── Exercise data

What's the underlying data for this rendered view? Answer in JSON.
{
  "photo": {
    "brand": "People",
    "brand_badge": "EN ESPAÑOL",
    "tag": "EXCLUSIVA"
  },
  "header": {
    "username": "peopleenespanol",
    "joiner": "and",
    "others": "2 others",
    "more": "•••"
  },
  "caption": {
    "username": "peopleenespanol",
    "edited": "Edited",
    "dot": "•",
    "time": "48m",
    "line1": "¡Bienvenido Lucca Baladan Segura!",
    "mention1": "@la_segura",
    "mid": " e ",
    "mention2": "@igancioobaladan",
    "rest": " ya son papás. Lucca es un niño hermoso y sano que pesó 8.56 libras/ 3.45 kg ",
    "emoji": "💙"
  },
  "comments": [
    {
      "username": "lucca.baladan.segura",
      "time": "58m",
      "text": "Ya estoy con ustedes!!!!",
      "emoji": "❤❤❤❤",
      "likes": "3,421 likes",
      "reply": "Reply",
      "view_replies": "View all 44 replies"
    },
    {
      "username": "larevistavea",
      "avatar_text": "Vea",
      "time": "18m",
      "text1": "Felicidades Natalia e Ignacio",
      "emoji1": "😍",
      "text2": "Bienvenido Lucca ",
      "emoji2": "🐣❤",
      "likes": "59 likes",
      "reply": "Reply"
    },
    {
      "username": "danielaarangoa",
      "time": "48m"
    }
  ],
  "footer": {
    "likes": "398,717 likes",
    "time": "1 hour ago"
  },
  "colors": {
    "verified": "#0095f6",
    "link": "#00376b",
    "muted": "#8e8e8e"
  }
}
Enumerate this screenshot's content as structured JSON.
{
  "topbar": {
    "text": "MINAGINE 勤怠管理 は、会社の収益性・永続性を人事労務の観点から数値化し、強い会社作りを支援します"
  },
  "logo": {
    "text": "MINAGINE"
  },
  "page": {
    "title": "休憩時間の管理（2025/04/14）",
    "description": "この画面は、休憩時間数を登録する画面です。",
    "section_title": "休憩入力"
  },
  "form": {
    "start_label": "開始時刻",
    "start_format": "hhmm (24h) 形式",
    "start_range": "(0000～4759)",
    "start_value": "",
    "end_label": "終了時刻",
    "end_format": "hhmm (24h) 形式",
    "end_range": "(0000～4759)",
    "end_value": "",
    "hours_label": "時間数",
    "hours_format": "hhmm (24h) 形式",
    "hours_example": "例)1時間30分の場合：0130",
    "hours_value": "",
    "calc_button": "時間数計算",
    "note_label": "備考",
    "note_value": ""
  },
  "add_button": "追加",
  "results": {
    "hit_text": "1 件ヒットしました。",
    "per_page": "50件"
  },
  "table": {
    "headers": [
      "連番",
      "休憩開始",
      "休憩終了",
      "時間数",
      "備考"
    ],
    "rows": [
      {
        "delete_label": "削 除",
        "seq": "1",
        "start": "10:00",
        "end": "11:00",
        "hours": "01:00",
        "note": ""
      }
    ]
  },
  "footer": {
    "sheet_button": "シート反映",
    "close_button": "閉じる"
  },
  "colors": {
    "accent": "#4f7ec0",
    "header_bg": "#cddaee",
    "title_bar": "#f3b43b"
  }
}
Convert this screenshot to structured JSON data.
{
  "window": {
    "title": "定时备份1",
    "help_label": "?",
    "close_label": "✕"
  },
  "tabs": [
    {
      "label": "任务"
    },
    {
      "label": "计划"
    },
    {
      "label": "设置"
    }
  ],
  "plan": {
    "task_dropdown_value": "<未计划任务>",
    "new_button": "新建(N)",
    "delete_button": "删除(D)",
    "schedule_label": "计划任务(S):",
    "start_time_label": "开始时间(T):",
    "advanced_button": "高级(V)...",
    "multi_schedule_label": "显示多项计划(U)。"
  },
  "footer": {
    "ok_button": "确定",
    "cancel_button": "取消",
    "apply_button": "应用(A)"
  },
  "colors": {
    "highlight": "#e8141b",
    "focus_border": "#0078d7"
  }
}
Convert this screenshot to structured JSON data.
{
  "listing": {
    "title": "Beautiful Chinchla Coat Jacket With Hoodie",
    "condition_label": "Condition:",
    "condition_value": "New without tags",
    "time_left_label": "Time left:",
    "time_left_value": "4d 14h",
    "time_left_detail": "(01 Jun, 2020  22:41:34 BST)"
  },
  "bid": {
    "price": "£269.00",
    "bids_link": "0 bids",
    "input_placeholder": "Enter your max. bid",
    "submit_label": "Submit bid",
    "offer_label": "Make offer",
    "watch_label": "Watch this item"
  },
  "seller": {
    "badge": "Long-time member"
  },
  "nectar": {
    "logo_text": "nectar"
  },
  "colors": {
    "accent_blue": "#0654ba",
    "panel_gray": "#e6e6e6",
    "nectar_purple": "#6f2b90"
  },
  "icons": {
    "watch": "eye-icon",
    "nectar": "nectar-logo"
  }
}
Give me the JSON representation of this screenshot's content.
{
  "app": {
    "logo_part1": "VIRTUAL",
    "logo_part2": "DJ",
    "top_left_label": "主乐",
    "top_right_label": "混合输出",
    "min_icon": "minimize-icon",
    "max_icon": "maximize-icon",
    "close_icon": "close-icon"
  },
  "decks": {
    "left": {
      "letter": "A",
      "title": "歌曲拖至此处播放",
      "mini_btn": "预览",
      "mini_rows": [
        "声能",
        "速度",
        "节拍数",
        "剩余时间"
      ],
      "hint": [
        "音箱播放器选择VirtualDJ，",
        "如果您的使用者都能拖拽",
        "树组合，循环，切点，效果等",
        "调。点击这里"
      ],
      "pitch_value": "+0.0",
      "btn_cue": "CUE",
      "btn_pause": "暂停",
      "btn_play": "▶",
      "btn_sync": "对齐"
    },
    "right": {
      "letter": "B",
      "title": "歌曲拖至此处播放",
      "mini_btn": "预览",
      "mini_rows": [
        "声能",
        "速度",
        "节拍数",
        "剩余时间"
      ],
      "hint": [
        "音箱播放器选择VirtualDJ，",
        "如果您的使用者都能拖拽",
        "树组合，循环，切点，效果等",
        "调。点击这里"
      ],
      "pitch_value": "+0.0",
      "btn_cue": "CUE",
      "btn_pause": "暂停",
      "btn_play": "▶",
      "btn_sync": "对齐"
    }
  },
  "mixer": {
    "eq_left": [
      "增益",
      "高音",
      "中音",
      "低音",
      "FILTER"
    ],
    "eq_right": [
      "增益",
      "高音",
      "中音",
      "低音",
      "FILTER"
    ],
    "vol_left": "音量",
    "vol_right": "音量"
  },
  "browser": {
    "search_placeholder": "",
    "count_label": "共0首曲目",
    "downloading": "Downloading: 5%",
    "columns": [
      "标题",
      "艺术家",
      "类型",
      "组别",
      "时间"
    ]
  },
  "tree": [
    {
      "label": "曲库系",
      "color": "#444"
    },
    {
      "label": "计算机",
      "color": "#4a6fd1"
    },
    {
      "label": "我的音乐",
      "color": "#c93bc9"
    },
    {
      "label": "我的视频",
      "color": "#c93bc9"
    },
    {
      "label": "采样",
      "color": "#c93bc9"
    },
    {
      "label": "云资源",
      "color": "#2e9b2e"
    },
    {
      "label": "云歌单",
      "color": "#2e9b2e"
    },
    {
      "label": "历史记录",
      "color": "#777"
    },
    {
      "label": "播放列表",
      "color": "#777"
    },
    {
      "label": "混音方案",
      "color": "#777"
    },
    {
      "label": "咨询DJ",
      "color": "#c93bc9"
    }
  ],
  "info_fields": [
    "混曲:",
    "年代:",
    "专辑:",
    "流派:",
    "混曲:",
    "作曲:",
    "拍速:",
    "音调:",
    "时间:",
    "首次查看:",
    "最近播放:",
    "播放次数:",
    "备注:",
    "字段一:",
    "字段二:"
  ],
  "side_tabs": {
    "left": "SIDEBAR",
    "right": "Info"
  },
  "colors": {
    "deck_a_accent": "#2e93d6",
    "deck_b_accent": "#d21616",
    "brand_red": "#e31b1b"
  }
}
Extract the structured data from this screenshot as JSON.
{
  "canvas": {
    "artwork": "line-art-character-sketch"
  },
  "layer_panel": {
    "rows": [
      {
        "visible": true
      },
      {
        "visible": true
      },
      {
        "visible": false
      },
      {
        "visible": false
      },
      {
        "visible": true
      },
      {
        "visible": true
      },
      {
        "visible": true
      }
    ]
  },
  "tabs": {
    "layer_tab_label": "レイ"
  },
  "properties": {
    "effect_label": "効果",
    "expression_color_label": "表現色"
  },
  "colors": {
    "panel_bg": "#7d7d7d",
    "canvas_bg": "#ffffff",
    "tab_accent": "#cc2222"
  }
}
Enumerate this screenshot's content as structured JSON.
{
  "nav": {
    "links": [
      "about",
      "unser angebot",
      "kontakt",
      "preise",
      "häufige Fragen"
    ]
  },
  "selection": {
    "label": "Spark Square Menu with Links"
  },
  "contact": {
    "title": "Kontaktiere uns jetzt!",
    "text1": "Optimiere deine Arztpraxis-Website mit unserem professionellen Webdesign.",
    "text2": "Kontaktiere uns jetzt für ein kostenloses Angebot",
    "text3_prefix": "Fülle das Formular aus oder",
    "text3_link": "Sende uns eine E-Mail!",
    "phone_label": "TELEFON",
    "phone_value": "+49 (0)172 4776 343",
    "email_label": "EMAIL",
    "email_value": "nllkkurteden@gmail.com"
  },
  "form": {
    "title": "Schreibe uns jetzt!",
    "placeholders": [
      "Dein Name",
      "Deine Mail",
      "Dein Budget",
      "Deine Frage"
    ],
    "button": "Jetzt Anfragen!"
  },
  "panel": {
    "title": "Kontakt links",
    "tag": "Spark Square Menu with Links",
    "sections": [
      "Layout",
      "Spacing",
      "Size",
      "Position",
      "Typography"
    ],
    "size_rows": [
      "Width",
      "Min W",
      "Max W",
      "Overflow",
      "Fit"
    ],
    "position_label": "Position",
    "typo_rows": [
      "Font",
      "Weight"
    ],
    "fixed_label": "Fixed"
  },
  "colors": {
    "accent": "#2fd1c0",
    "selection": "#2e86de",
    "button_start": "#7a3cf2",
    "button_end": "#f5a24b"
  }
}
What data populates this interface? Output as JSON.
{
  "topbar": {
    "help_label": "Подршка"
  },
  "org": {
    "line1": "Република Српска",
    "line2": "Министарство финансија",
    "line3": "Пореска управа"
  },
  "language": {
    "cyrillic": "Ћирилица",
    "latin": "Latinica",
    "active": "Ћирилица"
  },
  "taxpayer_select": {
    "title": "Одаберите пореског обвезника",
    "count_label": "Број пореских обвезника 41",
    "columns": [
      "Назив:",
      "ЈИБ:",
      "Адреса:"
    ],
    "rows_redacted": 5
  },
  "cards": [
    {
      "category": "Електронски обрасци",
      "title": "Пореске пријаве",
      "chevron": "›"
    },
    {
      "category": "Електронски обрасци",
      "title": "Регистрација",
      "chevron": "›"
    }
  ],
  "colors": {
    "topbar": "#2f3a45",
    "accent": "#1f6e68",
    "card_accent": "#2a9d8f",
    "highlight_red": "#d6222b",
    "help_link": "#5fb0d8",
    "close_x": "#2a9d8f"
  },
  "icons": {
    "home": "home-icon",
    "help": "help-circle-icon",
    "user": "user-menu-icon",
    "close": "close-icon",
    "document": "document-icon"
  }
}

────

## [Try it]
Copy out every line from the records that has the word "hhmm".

## [Solved problem]
    "start_format": "hhmm (24h) 形式",
    "end_format": "hhmm (24h) 形式",
    "hours_format": "hhmm (24h) 形式",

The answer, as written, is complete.